It is evident that despite groundwater’s importance to American society, this importance is not currently reflected in news media coverage of the issue. Not only do the number of news reports discussing groundwater pale in comparison to other – less impactful – topics, but the coverage is not comprehensive in the slightest. Despite climate change having a major impact on groundwater resources, two of three selected news agencies nearly ignored the topic. Groundwater merits greater discussion and coverage in media across the U.S. to educate and mobilize the public and their policy leaders. Otherwise, government and industry are not held accountable and will continue to fail to meet even their minimum sustainability targets.

[i] Riggi, Eliana, Jordan Friedman, Wang Schrijver, Marie Sophie Mayer, and Yunxiao Long. 2022. “United Nations 2023 Water Conference, Global Online Stakeholder Consultation: Themes for Interactive Dialogues: SUMMARY REPORT.”

[ii] Arias, Eric. 2019. “How Does Media Influence Social Norms? Experimental Evidence on the Role of Common Knowledge.” Political Science Research and Methods 7 (3): 561–78.

[iii] Reissman, Hailey. 2022. “Cable News Networks Have Grown More Polarized, Study Finds |.” Annenberg School for Communication, University of Pennsylvania. August 1, 2022.

[iv] Where Do News Sources Fall on the Political Bias Spectrum? – ‘Fake News,’ Lies and Propaganda: How to Sort Fact from Fiction – Research Guides at University of Michigan Library.” n.d. Accessed January 13, 2023.

[v] Fox News, CNN Are Most Commonly Cited Sources for Political and Election News.” 2020. Pew Research Center. March 31, 2020.

[vi] “Cnn.Com Traffic Analytics & Market Share | Similarweb.” n.d. Accessed January 13, 2023.

[vii] “Foxnews.Com Traffic Analytics & Market Share | Similarweb.” n.d. Accessed January 13, 2023.

[viii] “Reuters the Facts: Reuters Is the World’s Largest International Mutimedia News Provider.” 2017. 

[ix]  “Reuters.Com Traffic Analytics & Market Share | Similarweb.” n.d. Accessed January 13, 2023.

[x]    Khalsa, Indra. 2022. “The Impact of Water Infrastructure Inequality on Marginalized The Impact of Water Infrastructure Inequality on Marginalized Communities Communities Part of the Natural Resources Management and Policy Commons, and the Water Resource Management Commons The Impact of Water Infrastructure Inequality on Marginalized Communities.”

[xi]  “Jackson, Mississippi, Still Dealing with Water Crisis.” n.d. Accessed March 7, 2023.

[xii] Associated Press. 2022. “Jackson, Mississippi Water Safe to Drink, Governor Says,” September 16, 2022.

[xiii] Marsh, René. 2022. “Arizona Drought: Water Cuts Are Pitting Communities against Each Other in Arizona | CNN.” CNN, March 30, 2022.

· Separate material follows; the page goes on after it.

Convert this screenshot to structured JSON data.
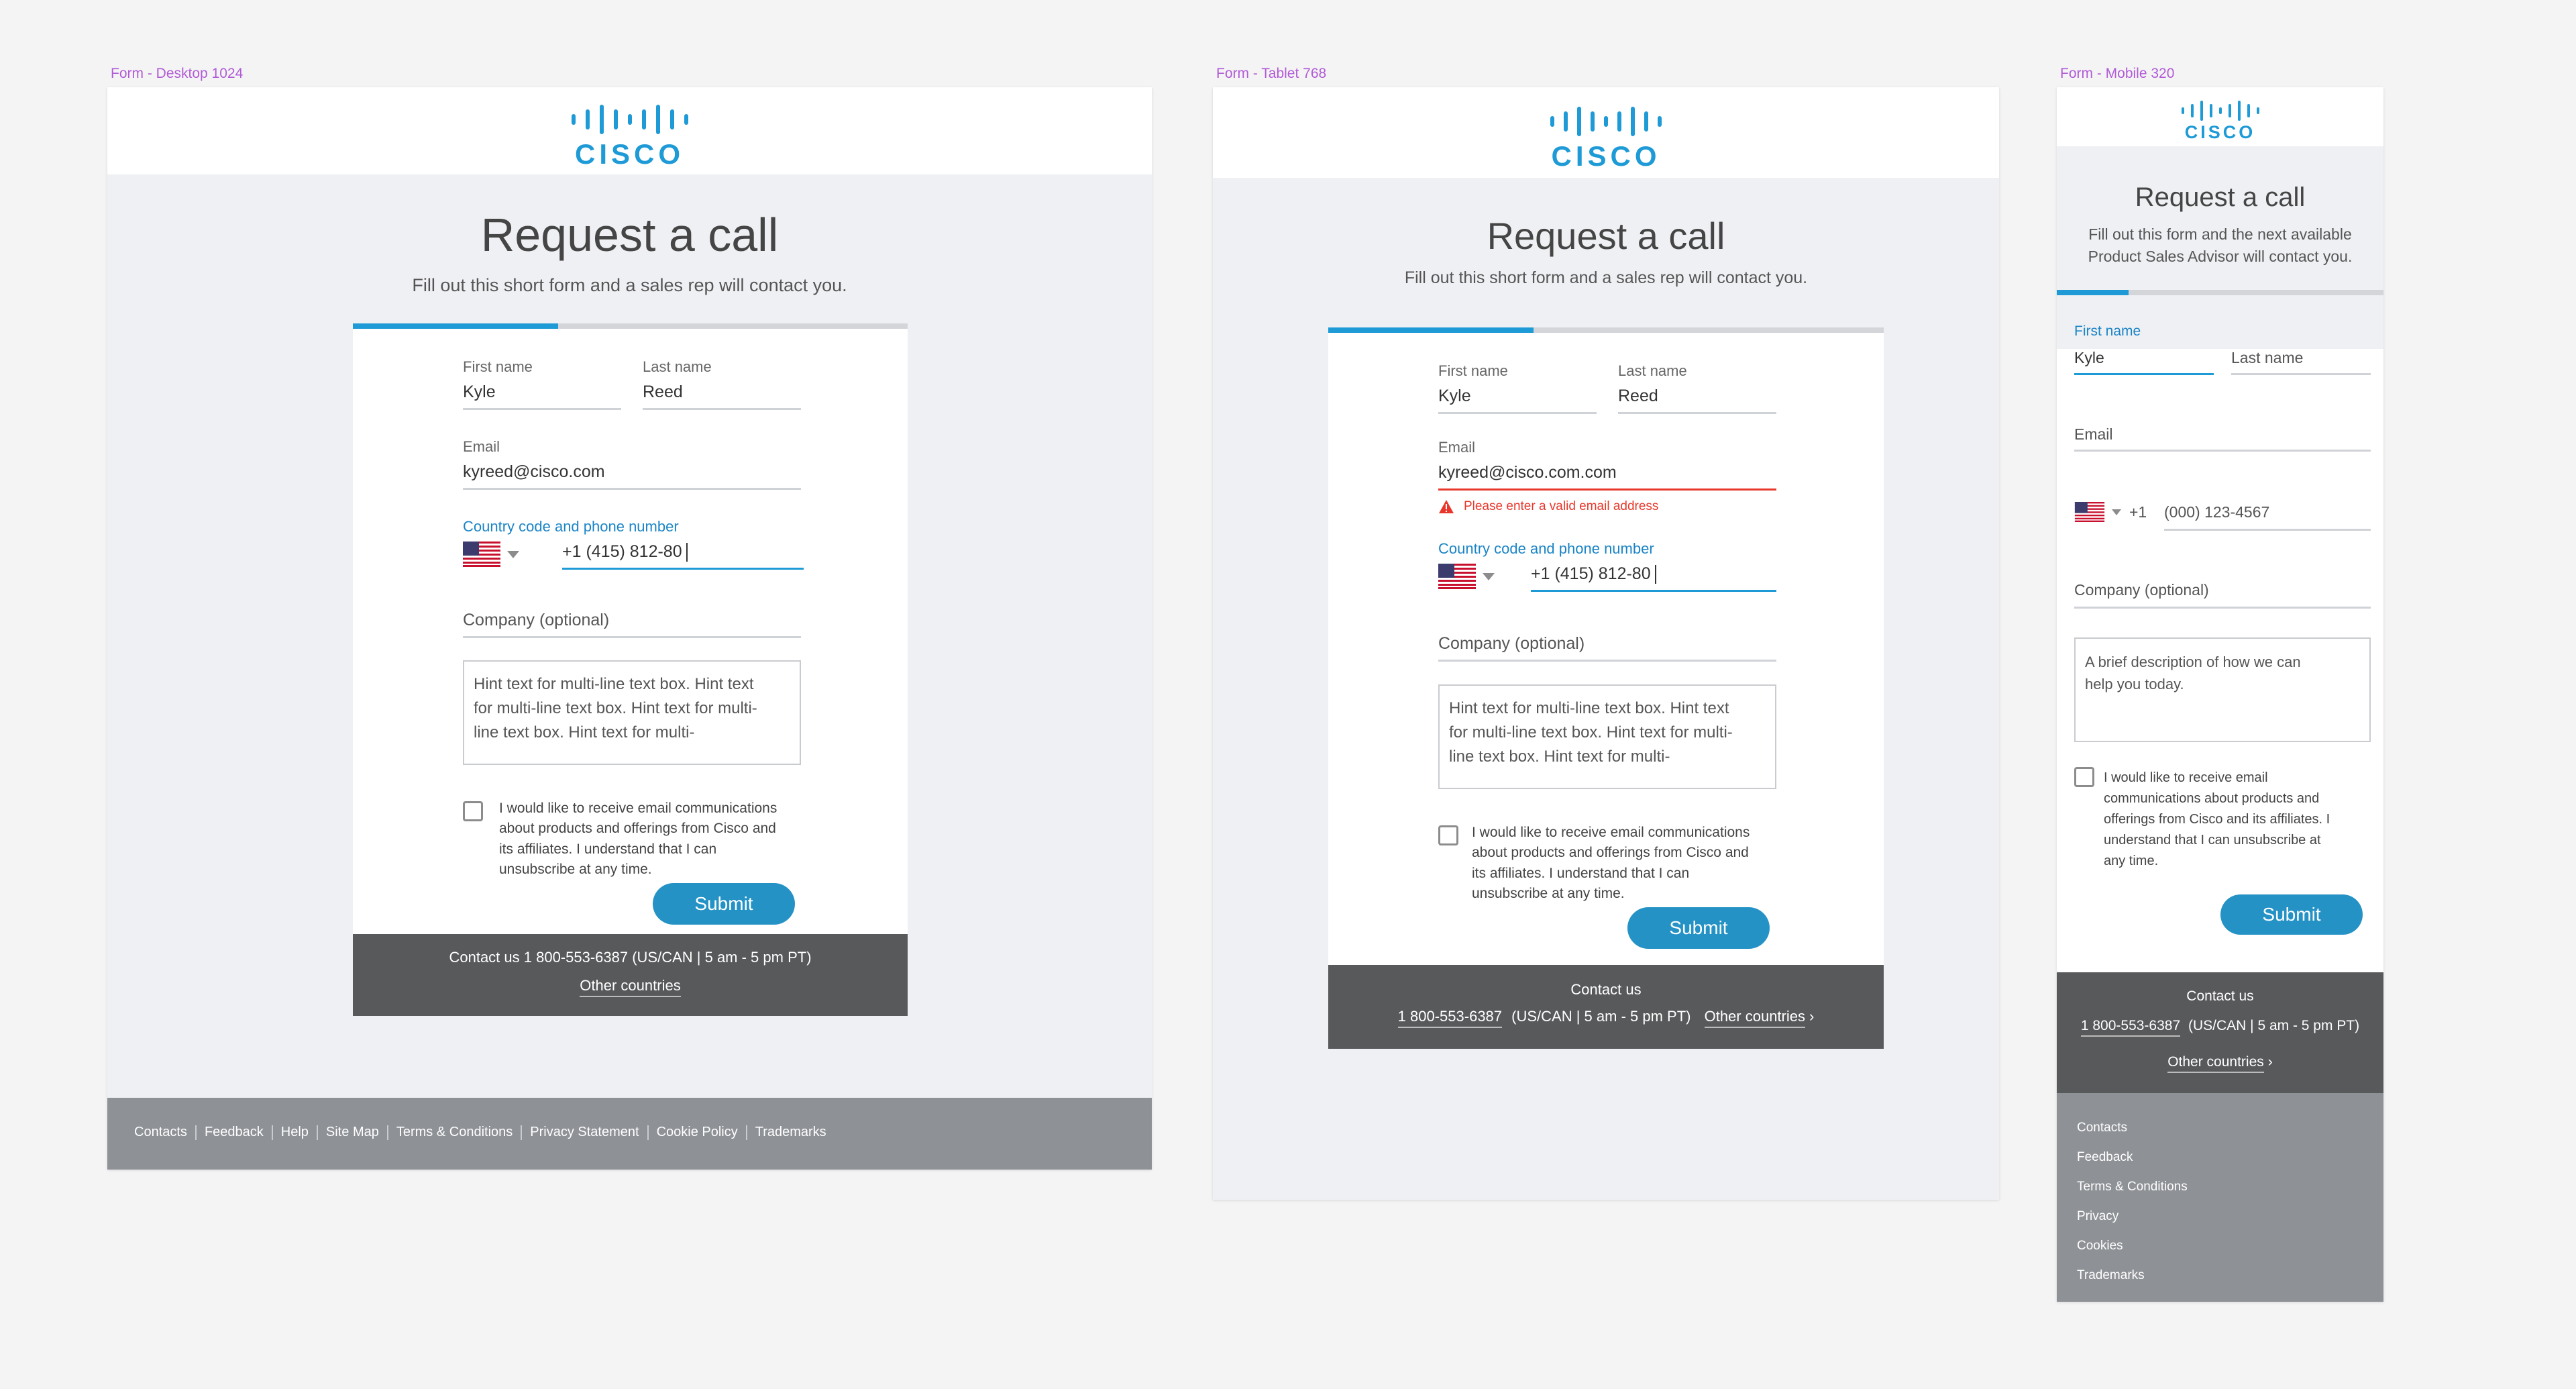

[xiv] Nilsen, Ella. 2022. “Wells Are Running Dry in Drought-Weary Southwest as Farms Guzzle Water to Feed Cattle Overseas | CNN.” CNN, November 27, 2022.

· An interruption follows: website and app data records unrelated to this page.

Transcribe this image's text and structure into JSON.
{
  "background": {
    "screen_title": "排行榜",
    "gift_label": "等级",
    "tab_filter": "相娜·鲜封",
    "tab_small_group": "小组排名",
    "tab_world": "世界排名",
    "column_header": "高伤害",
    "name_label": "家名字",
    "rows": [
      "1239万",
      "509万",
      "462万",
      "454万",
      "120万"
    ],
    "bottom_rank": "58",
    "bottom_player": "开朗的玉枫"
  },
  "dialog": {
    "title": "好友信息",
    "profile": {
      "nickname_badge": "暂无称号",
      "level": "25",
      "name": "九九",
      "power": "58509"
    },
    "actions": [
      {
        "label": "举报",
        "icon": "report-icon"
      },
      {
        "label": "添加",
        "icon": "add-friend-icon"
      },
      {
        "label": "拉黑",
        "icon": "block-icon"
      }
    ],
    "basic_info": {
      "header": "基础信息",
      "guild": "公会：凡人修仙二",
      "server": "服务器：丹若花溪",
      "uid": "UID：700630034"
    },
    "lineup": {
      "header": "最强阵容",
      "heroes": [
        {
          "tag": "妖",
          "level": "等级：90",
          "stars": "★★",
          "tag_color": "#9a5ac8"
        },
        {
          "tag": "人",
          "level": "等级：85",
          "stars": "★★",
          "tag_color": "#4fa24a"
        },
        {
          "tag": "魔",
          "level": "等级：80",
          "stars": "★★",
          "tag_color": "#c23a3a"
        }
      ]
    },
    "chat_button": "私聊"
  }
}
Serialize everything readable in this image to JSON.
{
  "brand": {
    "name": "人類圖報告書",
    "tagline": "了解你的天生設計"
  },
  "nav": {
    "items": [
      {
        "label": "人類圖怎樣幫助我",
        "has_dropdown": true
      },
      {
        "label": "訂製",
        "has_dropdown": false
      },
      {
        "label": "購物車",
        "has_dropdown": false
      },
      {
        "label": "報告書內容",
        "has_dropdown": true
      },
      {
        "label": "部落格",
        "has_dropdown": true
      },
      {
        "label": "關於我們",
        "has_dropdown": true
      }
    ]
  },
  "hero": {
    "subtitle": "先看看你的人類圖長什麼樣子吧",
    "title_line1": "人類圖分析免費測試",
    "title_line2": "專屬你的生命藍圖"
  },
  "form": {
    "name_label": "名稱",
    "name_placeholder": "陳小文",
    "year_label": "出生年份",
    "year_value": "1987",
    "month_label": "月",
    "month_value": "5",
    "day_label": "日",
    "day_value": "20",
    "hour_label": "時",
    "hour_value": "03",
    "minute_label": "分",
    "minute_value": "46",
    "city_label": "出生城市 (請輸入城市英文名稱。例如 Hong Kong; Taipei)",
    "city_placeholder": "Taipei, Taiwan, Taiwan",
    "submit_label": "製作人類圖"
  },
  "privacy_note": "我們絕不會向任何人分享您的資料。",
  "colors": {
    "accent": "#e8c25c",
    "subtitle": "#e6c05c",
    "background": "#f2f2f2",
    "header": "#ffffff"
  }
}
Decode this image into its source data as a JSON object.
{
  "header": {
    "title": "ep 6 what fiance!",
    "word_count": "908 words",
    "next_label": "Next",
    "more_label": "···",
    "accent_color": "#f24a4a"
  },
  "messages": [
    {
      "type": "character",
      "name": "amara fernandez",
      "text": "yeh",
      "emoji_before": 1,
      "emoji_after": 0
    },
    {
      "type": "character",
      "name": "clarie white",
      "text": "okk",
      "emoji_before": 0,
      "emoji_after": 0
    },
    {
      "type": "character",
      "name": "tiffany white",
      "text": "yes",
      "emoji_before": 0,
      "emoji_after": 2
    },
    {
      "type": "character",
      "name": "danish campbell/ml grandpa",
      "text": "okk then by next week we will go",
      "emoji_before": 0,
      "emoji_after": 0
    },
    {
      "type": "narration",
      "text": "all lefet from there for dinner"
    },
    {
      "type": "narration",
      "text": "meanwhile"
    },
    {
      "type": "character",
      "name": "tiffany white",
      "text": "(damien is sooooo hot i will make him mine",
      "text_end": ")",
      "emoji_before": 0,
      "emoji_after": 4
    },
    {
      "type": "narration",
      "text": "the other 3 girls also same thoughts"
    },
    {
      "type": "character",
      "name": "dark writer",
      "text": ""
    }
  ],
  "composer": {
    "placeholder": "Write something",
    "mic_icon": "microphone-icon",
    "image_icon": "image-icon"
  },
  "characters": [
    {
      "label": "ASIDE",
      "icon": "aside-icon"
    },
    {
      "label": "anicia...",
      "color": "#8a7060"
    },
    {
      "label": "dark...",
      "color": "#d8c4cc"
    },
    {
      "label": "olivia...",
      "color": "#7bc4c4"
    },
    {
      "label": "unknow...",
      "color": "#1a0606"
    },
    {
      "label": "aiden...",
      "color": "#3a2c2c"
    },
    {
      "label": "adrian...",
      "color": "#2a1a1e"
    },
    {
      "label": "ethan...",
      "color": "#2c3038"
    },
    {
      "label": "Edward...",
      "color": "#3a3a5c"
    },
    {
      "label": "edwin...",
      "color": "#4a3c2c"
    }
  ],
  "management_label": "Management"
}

Groundwater in the spotlight in 2022: an overview of the recent publications (2021)

In the last year, groundwater was at the summit. The advancements in groundwater sustainability were many. With World Water Day 2022 and the campaign “Groundwater: Making the invisible visible”, groundwater has also been in the spotlight of important discussions about water sustainability.

Whilst encompassing around 98% of the freshwater reservoirs, aquifers take an important place in regulating climate change. Aquifers are a reliable asset for near-natural solutions for water and energy storage. We are sharing an outlook of the publications in 2021 that relate to climate change and groundwater. Please find it available here.

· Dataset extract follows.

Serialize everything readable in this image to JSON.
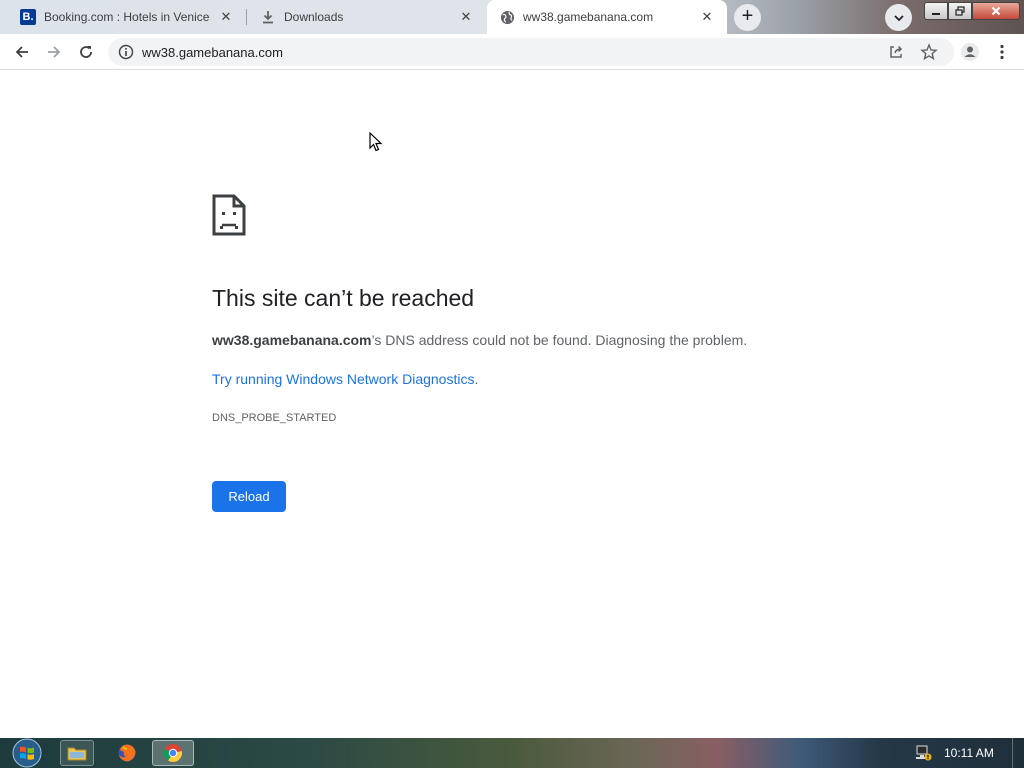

Groundwater and climate change: threats and opportunities

An essay of threats and opportunities to groundwater in a fast-changing climate has been recently published by our commission. There, the authors review how aquifers dive into the processes and complex feedback mechanisms between aquifers, climate change, the hydrological cycle, and the anthropical influence. Please, find the essay here.